We're confident that allowing 5 connections per account at the very same price will meet and even exceed the expectations of our customers.
Please do not hesitate to contact us for any further information.
Kind regards & datalove
Old Fella reacted to Staff in PureVPN logging ...
we don't monitor and/or inspect (with or without logging) the traffic of any OpenVPN client. The information that you report shows that PureVPN did.
If you can't afford to trust our words please apply partition of trust. The fact that we don't block OpenVPN connections over Tor node or any socks or http proxy should say something about our honesty.
Furthermore, the fact the you don't have any official statement after seven years of AirVPN activity and hundreds of thousands rotating customers about any compromised customers identity (and you have such information about HideMyAss, PureVPN and other services) should be also taken into serious consideration.
Old Fella reacted to OpenSourcerer in BBC iPlayer knows my location despite VPN ...
A poor word, to be honest. It's a feature designed to be able to view geo-restricted content without switching servers.
Say, you want to view BBC iPlayer and you are connected to Kitalpha in Switzerland. Now, viewing BBC would suggest you are viewing this site from Switzerland, but only UK residents are allowed to view it (geo-restricted to UK). To not make you reconnect to a UK server, your request will be rerouted through GB2, a rerouting server of AirVPN used only for this purpose.
You <---> Kitalpha, CH <---> GB2 <---> BBC
In the end, the request appears to have come from a UK IP, even if you connect to Mesarthim in Germany the next time, and Phoenicis in Romania the next day.
Old Fella got a reaction from BullockBob in BBC iPlayer knows my location despite VPN ...
wow, thats what i call a detailed answer. About as useful as a choccy fire grate unless you are as clever as the respondent thinks he is or then you have to go find out what micro routing is and die of boredom.

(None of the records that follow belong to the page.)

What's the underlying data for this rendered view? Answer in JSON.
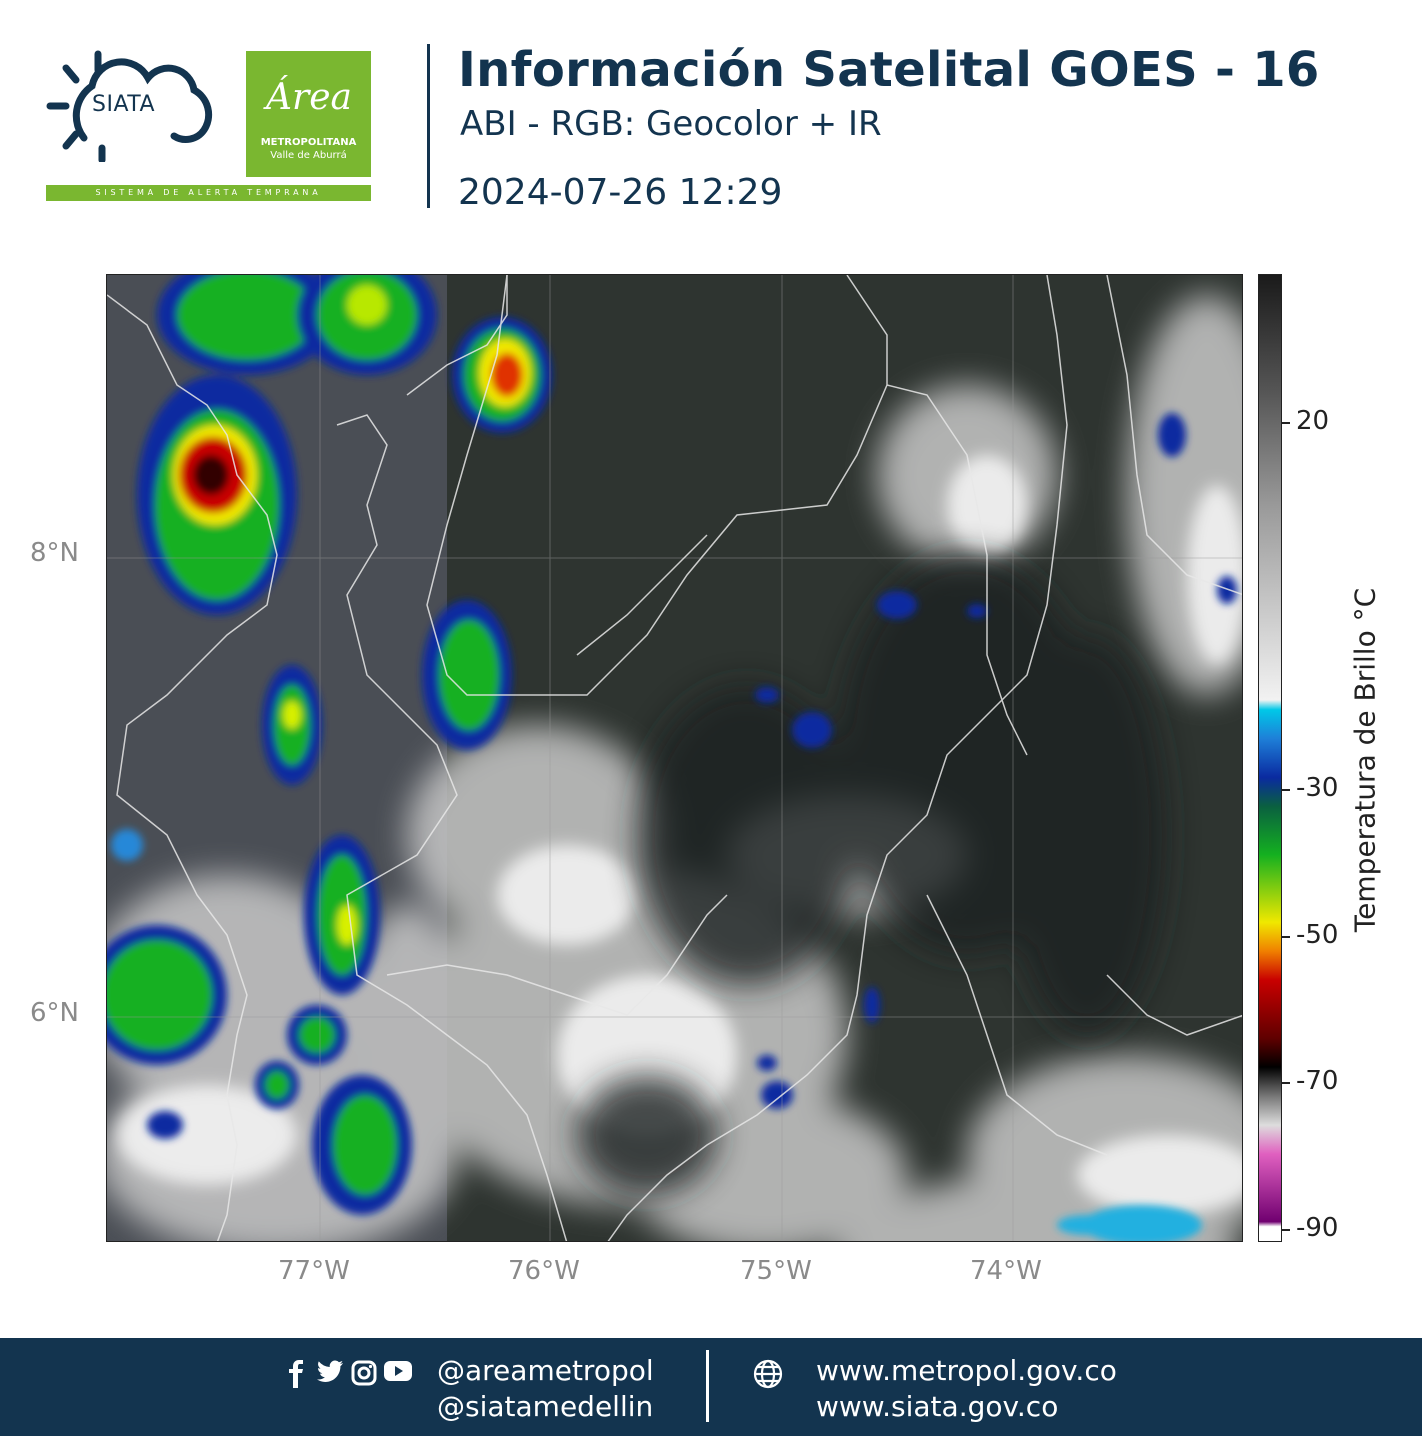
{
  "header": {
    "siata_logo_text": "SIATA",
    "area_logo": {
      "script": "Área",
      "line1": "METROPOLITANA",
      "line2": "Valle de Aburrá"
    },
    "sat_strip": "SISTEMA DE ALERTA TEMPRANA",
    "title": "Información Satelital GOES - 16",
    "subtitle": "ABI - RGB: Geocolor + IR",
    "datetime": "2024-07-26 12:29"
  },
  "map": {
    "lat_labels": [
      "8°N",
      "6°N"
    ],
    "lon_labels": [
      "77°W",
      "76°W",
      "75°W",
      "74°W"
    ]
  },
  "colorbar": {
    "title": "Temperatura de Brillo °C",
    "labels": [
      "20",
      "-30",
      "-50",
      "-70",
      "-90"
    ],
    "colors": {
      "warm": "#1a1a1a",
      "cold_gray": "#f2f2f2",
      "cyan": "#00c8e8",
      "blue": "#0a2aa0",
      "green": "#14b020",
      "yellow": "#f0e800",
      "red": "#c80000",
      "black": "#000000",
      "magenta": "#e060c0"
    }
  },
  "footer": {
    "icons": [
      "facebook-icon",
      "twitter-icon",
      "instagram-icon",
      "youtube-icon",
      "globe-icon"
    ],
    "handle1": "@areametropol",
    "handle2": "@siatamedellin",
    "url1": "www.metropol.gov.co",
    "url2": "www.siata.gov.co"
  }
}
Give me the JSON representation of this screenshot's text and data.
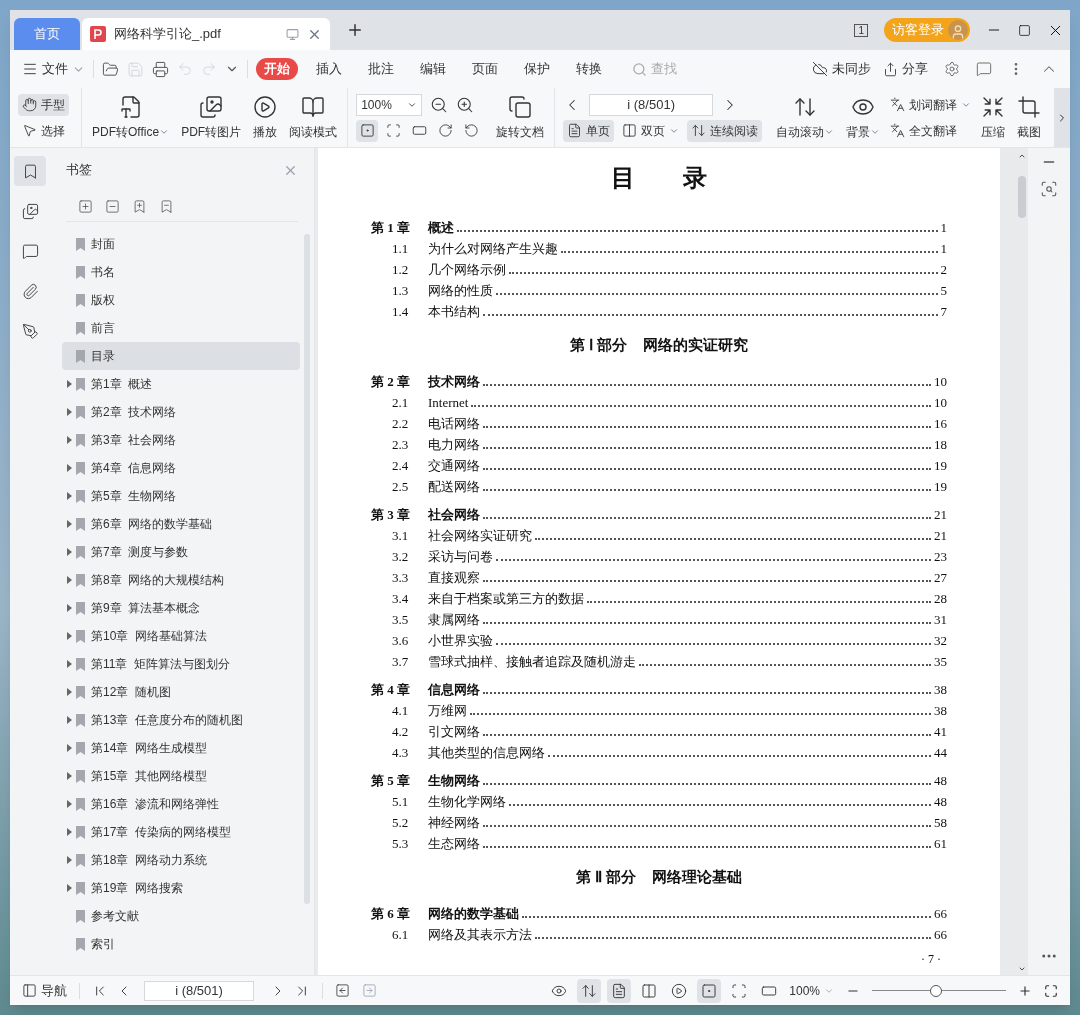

So the answer is you have no concern.
Old Fella reacted to Staff in Likes and dislikes (IPv6) ...
the correct option is "-netlock" as clearly specified in the instructions.
Also type "airvpn -cli -help" or "man airvpn" to print the manual.
It is clearly specified in the guides, in the welcome e-mail that's sent when you subscribe to the service, in the dedicated forum and in the instructions for various Operating Systems.
There is no security breach.
We're glad too even if we are somehow puzzled to read your initial concerns. Perhaps they were just caused by a lack of information. You MUST read our instructions and you will be just fine.
Old Fella reacted to zhang888 in Does AirVPN support compression? ...
Compression is supported, but not recommended for all devices.
Note that most data that passes inside the tunnel is not compressible in any case, so the theoretical
gain you can benefit from using compression is very limited by what you are going to test.
Unless you are doing iperf tests with compressible data, such as /dev/zero, this is not going to benefit
you much, as most of the real-life traffic is not compressible from the beginning, such as encrypted
underlying protocols (when you use HTTPS websites) and so on.
This is based on the axiom that encrypted data is random. And random data can't be compressed.
A safer default would be turning it off, or at the best as 'adaptive'.
From the OpenVPN wiki:
With adaptive compression, OpenVPN will periodically sample the compression process to measure its efficiency. If the data being sent over the tunnel is
already compressed, the compression efficiency will be very low, triggering openvpn to disable compression for a period of time until the next re-sample test.
This was a more practical feature in the earlier days of the internet, when most traffic was counted and billed and data was mostly plain-text.
More about it here: